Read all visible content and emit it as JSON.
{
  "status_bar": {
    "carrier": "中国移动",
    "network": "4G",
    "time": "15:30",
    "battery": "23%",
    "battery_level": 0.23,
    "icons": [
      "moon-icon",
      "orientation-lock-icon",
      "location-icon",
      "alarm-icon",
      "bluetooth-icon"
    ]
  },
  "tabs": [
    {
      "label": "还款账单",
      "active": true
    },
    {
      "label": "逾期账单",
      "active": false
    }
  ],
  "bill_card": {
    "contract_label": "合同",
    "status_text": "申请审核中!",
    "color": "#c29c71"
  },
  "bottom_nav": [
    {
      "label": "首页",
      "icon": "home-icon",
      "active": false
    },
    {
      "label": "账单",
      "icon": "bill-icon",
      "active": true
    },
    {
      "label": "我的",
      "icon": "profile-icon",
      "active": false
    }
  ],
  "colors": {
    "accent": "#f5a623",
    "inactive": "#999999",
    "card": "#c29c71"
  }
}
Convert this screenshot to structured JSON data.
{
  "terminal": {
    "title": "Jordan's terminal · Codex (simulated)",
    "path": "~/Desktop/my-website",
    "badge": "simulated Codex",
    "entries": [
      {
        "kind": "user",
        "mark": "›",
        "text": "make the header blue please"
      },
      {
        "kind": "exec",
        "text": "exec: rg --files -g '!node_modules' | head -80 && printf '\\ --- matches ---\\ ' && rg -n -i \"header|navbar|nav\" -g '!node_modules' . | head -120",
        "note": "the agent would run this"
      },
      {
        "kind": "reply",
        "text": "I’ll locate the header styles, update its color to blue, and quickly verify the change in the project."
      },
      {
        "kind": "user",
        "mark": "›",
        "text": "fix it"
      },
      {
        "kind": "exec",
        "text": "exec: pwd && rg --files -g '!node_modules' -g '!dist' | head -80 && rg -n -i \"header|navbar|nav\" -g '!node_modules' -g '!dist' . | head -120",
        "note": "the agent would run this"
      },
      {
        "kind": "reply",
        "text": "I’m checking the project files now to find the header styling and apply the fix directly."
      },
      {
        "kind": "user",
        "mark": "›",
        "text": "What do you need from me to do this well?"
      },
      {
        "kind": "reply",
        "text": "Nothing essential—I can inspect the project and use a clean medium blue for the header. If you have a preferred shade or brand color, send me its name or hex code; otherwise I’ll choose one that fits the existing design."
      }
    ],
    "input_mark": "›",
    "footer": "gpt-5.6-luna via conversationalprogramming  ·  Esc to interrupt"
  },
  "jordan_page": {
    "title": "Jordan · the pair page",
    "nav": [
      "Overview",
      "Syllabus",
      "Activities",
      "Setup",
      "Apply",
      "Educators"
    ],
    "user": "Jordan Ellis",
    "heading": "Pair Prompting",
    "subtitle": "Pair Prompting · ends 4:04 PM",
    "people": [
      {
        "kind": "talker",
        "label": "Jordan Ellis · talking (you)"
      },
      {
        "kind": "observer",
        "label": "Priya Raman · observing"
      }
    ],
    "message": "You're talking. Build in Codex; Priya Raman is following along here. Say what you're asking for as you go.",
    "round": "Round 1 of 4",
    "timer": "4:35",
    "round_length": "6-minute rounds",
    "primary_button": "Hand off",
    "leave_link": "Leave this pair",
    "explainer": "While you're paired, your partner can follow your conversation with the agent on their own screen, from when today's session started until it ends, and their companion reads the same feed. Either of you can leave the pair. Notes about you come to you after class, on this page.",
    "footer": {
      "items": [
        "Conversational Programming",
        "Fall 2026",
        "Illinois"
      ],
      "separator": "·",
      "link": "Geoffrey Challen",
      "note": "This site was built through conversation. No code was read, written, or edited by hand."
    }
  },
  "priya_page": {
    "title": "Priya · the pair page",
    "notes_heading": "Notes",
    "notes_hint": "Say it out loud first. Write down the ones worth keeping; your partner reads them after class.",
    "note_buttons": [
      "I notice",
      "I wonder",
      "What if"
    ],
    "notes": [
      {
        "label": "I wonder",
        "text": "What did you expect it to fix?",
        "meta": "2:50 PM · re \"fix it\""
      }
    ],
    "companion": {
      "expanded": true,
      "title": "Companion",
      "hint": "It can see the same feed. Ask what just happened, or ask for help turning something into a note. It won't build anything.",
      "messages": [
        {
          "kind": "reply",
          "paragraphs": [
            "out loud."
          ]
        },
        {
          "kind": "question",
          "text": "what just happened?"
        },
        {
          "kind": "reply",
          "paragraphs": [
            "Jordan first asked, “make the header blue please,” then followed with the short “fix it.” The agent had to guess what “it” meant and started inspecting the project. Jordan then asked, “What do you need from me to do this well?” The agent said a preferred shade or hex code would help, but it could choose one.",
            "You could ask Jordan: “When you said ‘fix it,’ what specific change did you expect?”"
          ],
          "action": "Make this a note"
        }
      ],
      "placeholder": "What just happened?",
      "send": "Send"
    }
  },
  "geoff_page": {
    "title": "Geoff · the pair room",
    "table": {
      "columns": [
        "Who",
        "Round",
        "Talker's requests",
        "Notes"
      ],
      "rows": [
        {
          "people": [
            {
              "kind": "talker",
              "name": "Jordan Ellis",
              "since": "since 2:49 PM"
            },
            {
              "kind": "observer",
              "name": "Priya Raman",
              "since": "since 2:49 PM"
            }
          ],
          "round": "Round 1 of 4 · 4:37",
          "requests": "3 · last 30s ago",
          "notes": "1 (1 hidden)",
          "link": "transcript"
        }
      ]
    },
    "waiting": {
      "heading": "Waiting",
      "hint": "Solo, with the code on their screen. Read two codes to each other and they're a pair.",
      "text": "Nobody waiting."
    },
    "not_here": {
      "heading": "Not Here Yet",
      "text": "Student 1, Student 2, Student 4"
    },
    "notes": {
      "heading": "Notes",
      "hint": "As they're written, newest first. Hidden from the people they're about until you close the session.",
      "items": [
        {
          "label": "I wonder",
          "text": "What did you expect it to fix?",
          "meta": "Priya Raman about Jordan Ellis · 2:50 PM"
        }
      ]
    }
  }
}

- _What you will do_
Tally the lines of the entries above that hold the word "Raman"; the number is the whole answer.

- _Answer to the exercise_
4